In the equities deal, GTS will stream prices in stocks and exchange-traded funds to BNP Paribas, which can use those prices when filling client orders. BNP Paribas will also use the GTS stream when delta-hedging its equity derivatives business.
“Our belief is that by enhancing the underlying liquidity it will benefit all our product offerings – structured products, options, delta one, and the underlying offer as well. This will enhance our competitiveness, consistency, and of course will help us increase growth in the US,” says Adil El Batji, head of e-trading, e-commerce and digital for the Americas at BNP Paribas in New York.
The firms will sign a memorandum of understanding today (November 15), but trading is not expected to start until next year and no growth target has yet been set, says El Batji.
BNP Paribas and GTS decline to comment on how the deal is structured from a commercial perspective, but say the US Treasury partnership has been profitable.
“The partnership is working as planned commercially, and the teams collaborating on this at GTS and BNP Paribas are enjoying the experience, which is important – we’re doing something that has never been done before,” says Ari Rubenstein, co-founder and chief executive of GTS in New York.

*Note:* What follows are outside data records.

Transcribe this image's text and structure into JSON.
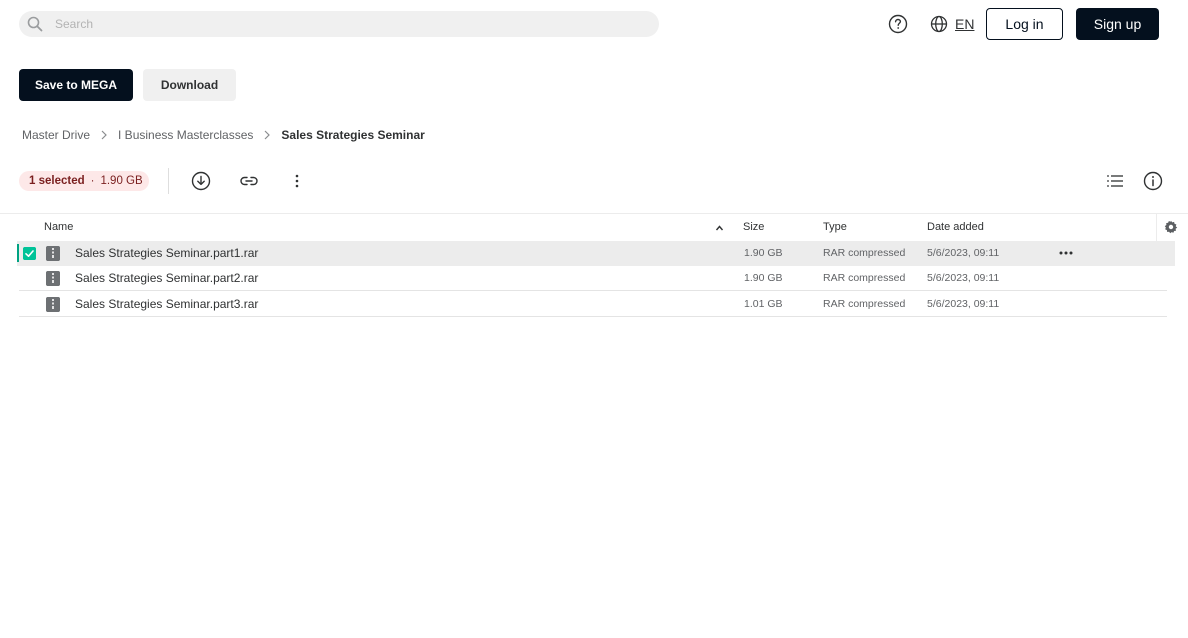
{
  "search": {
    "placeholder": "Search",
    "value": ""
  },
  "header": {
    "language": "EN",
    "login_label": "Log in",
    "signup_label": "Sign up"
  },
  "actions": {
    "save_label": "Save to MEGA",
    "download_label": "Download"
  },
  "breadcrumb": [
    "Master Drive",
    "I Business Masterclasses",
    "Sales Strategies Seminar"
  ],
  "selection": {
    "count_label": "1 selected",
    "separator": "·",
    "size": "1.90 GB"
  },
  "table": {
    "columns": {
      "name": "Name",
      "size": "Size",
      "type": "Type",
      "date": "Date added"
    },
    "rows": [
      {
        "name": "Sales Strategies Seminar.part1.rar",
        "size": "1.90 GB",
        "type": "RAR compressed",
        "date": "5/6/2023, 09:11",
        "selected": true
      },
      {
        "name": "Sales Strategies Seminar.part2.rar",
        "size": "1.90 GB",
        "type": "RAR compressed",
        "date": "5/6/2023, 09:11",
        "selected": false
      },
      {
        "name": "Sales Strategies Seminar.part3.rar",
        "size": "1.01 GB",
        "type": "RAR compressed",
        "date": "5/6/2023, 09:11",
        "selected": false
      }
    ]
  },
  "colors": {
    "primary": "#04101e",
    "selection_accent": "#00c398",
    "badge_bg": "#fde8e8"
  },
  "icons": [
    "search-icon",
    "help-icon",
    "globe-icon",
    "download-icon",
    "link-icon",
    "more-vertical-icon",
    "list-view-icon",
    "info-icon",
    "settings-icon",
    "sort-up-icon",
    "rar-file-icon",
    "more-horizontal-icon",
    "checkbox-checked-icon"
  ]
}
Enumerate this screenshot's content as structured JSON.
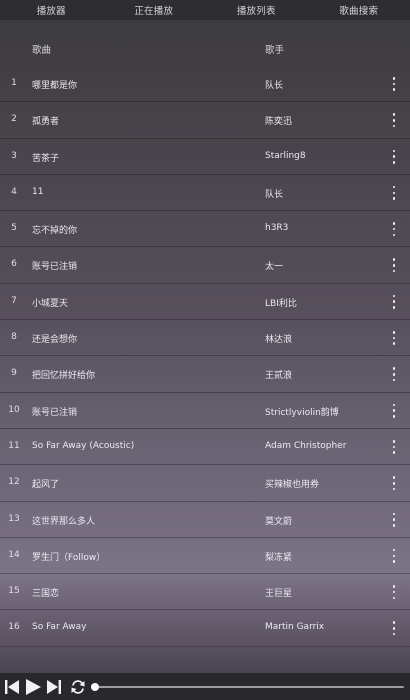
{
  "tabs": [
    {
      "label": "播放器"
    },
    {
      "label": "正在播放"
    },
    {
      "label": "播放列表"
    },
    {
      "label": "歌曲搜索"
    }
  ],
  "header": {
    "title_label": "歌曲",
    "artist_label": "歌手"
  },
  "songs": [
    {
      "index": "1",
      "title": "哪里都是你",
      "artist": "队长"
    },
    {
      "index": "2",
      "title": "孤勇者",
      "artist": "陈奕迅"
    },
    {
      "index": "3",
      "title": "苦茶子",
      "artist": "Starling8"
    },
    {
      "index": "4",
      "title": "11",
      "artist": "队长"
    },
    {
      "index": "5",
      "title": "忘不掉的你",
      "artist": "h3R3"
    },
    {
      "index": "6",
      "title": "账号已注销",
      "artist": "太一"
    },
    {
      "index": "7",
      "title": "小城夏天",
      "artist": "LBI利比"
    },
    {
      "index": "8",
      "title": "还是会想你",
      "artist": "林达浪"
    },
    {
      "index": "9",
      "title": "把回忆拼好给你",
      "artist": "王贰浪"
    },
    {
      "index": "10",
      "title": "账号已注销",
      "artist": "Strictlyviolin韵博"
    },
    {
      "index": "11",
      "title": "So Far Away (Acoustic)",
      "artist": "Adam Christopher"
    },
    {
      "index": "12",
      "title": "起风了",
      "artist": "买辣椒也用券"
    },
    {
      "index": "13",
      "title": "这世界那么多人",
      "artist": "莫文蔚"
    },
    {
      "index": "14",
      "title": "罗生门（Follow）",
      "artist": "梨冻紧"
    },
    {
      "index": "15",
      "title": "三国恋",
      "artist": "王巨星"
    },
    {
      "index": "16",
      "title": "So Far Away",
      "artist": "Martin Garrix"
    }
  ],
  "player": {
    "controls": [
      "previous-icon",
      "play-icon",
      "next-icon",
      "repeat-icon"
    ],
    "progress_fraction": 0.0
  },
  "colors": {
    "tabbar_bg": "#2e2d30",
    "player_bg": "#29282b",
    "text": "#ece9f0"
  }
}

The partnership is the latest evidence of converging business models among bank market-makers and principal trading firms (PTFs). Facing intense cost and return pressures, banks are trying to run their flow trading businesses in a more efficient way, aping the technology and data-driven approach that has always characterised the PTF sector.
Meanwhile, many PTFs are getting into the business of providing liquidity directly to clients – the traditional bank market-making model – arguing they can provide better prices to a consumer of liquidity than to participants in an anonymous central limit order book, many of which will be rival PTFs.

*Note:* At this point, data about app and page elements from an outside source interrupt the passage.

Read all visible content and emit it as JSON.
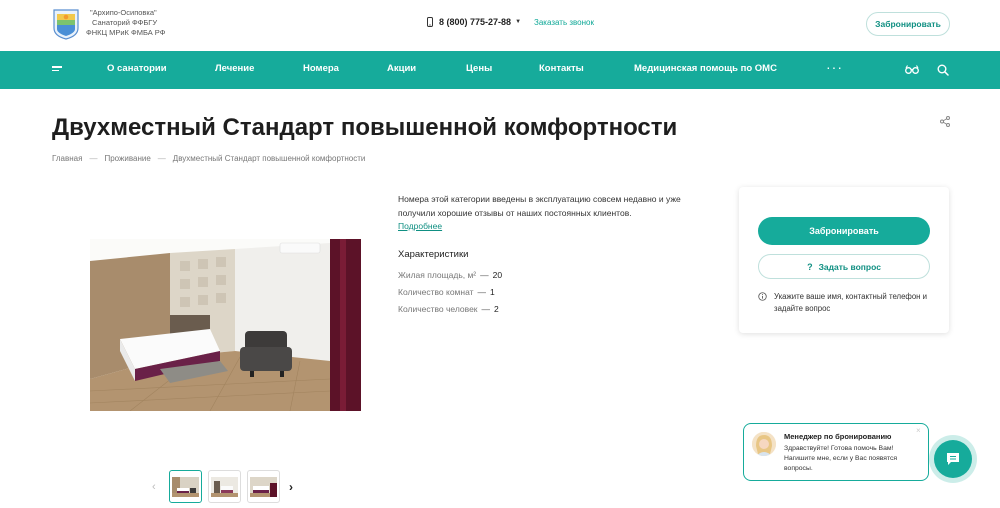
{
  "header": {
    "logo_lines": [
      "\"Архипо-Осиповка\"",
      "Санаторий ФФБГУ",
      "ФНКЦ МРиК ФМБА РФ"
    ],
    "phone": "8 (800) 775-27-88",
    "callback_label": "Заказать звонок",
    "book_label": "Забронировать"
  },
  "nav": {
    "items": [
      "О санатории",
      "Лечение",
      "Номера",
      "Акции",
      "Цены",
      "Контакты",
      "Медицинская помощь по ОМС"
    ],
    "more": "···",
    "icons": [
      "menu-icon",
      "accessibility-glasses-icon",
      "search-icon"
    ],
    "color": "#16ab9b"
  },
  "page": {
    "title": "Двухместный Стандарт повышенной комфортности",
    "breadcrumb": [
      "Главная",
      "Проживание",
      "Двухместный Стандарт повышенной комфортности"
    ]
  },
  "room": {
    "description": "Номера этой категории введены в эксплуатацию совсем недавно и уже получили хорошие отзывы от наших постоянных клиентов.",
    "more_link": "Подробнее",
    "characteristics_title": "Характеристики",
    "characteristics": [
      {
        "label": "Жилая площадь, м²",
        "value": "20"
      },
      {
        "label": "Количество комнат",
        "value": "1"
      },
      {
        "label": "Количество человек",
        "value": "2"
      }
    ]
  },
  "booking_card": {
    "book_label": "Забронировать",
    "ask_label": "Задать вопрос",
    "info_text": "Укажите ваше имя, контактный телефон и задайте вопрос"
  },
  "chat": {
    "manager_title": "Менеджер по бронированию",
    "message": "Здравствуйте! Готова помочь Вам! Нагишите мне, если у Вас появятся вопросы.",
    "close": "×"
  }
}
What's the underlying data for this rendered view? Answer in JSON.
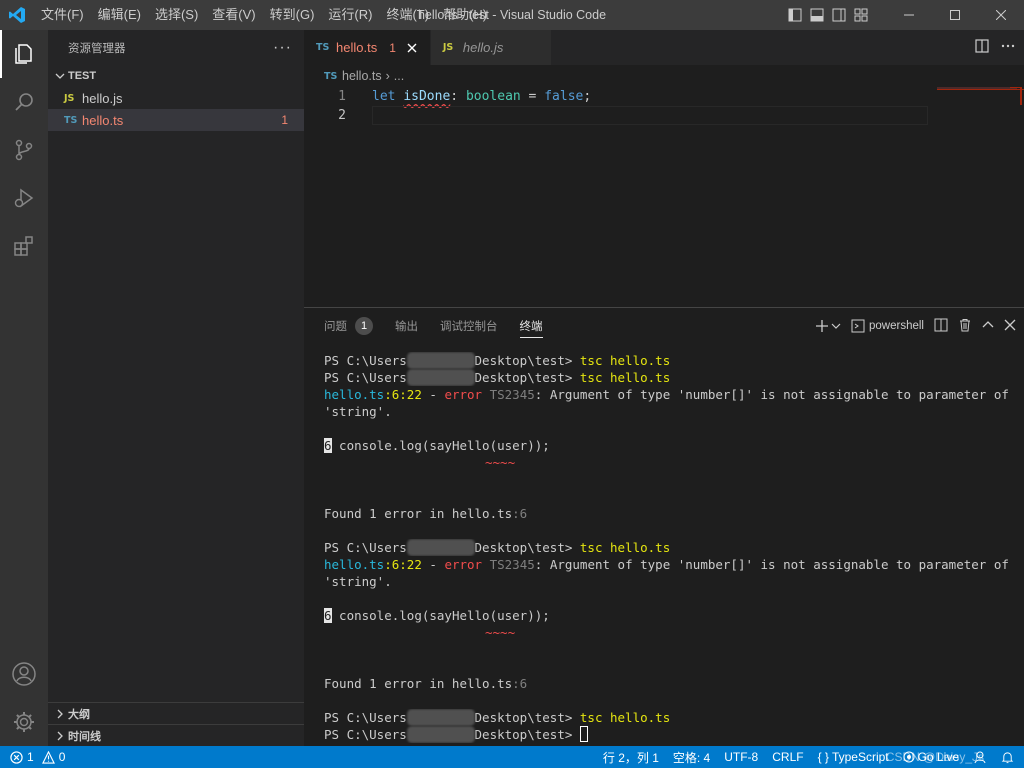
{
  "titlebar": {
    "menu": [
      "文件(F)",
      "编辑(E)",
      "选择(S)",
      "查看(V)",
      "转到(G)",
      "运行(R)",
      "终端(T)",
      "帮助(H)"
    ],
    "window_title": "hello.ts - test - Visual Studio Code"
  },
  "sidebar": {
    "title": "资源管理器",
    "more": "···",
    "folder": "TEST",
    "files": [
      {
        "icon": "JS",
        "name": "hello.js"
      },
      {
        "icon": "TS",
        "name": "hello.ts",
        "badge": "1"
      }
    ],
    "outline": "大纲",
    "timeline": "时间线"
  },
  "tabs": [
    {
      "icon": "TS",
      "name": "hello.ts",
      "badge": "1"
    },
    {
      "icon": "JS",
      "name": "hello.js"
    }
  ],
  "breadcrumb": {
    "icon": "TS",
    "file": "hello.ts",
    "sep": "›",
    "rest": "..."
  },
  "editor": {
    "line_numbers": [
      "1",
      "2"
    ],
    "line1": {
      "kw": "let",
      "var": "isDone",
      "colon": ": ",
      "type": "boolean",
      "eq": " = ",
      "value": "false",
      "end": ";"
    }
  },
  "panel": {
    "tabs": [
      "问题",
      "输出",
      "调试控制台",
      "终端"
    ],
    "problems_count": "1",
    "active_tab": "终端",
    "shell": "powershell",
    "plus": "+"
  },
  "terminal": {
    "ps_prefix": "PS C:\\Users",
    "ps_suffix": "Desktop\\test>",
    "cmd": "tsc hello.ts",
    "err_file": "hello.ts",
    "err_pos": ":6:22",
    "err_dash": " - ",
    "err_word": "error",
    "err_code": " TS2345",
    "err_msg": ": Argument of type 'number[]' is not assignable to parameter of type",
    "err_msg2": "'string'.",
    "code_lineno": "6",
    "code_text": " console.log(sayHello(user));",
    "squiggle": "~~~~",
    "found_text": "Found 1 error in hello.ts",
    "found_pos": ":6"
  },
  "statusbar": {
    "errors": "1",
    "warnings": "0",
    "position": "行 2，列 1",
    "spaces": "空格: 4",
    "encoding": "UTF-8",
    "eol": "CRLF",
    "language": "TypeScript",
    "golive": "Go Live",
    "watermark": "CSDN @Daisy_Js"
  }
}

In a number of cases, banks and non-banks have tried to capitalise on the emerging strategic synergy. In 2014, Credit Suisse and Tower Research Capital launched a joint venture to trade US Treasuries, while JP Morgan and Virtu Financial agreed to work together in the same market in 2016. Other partnerships – and different models – are also said to exist, but have not been announced publicly.
If we enhance liquidity in the hedging market, then we can improve swaps pricing as wellAdil El Batji, BNP Paribas
Part of the premise for these tie-ups is the argument that PTFs can often quote tighter prices than their bank counterparts, and the growing US Treasury market share at BNP Paribas seems to bear this out.
The French bank says its ability to access better prices in bonds has had knock-on benefits for clients trading derivatives products.
“They either benefit directly, because they are trading US Treasuries, or indirectly because the hedging instrument for swaps will often be US Treasuries. If we enhance liquidity in the hedging market, then we can improve swaps pricing as well,” says El Batji.
The challenge will now be to replicate that success in equities.
GTS makes markets in 165 members of the S&P 500 index, and has 35% of all trading in NYSE stocks. Rubenstein, though, highlights a different metric when explaining the thinking behind the partnership.
“One way of measuring whether we’re delivering on our mission is to look at the quality of the liquidity we’re providing. On NYSE, GTS is the number one market-maker in terms of price improvement – the percentage of liquidity that is beating the national best bid or offer in that security. We have pretty stiff competition in that market, so we’re very proud of that,” he says.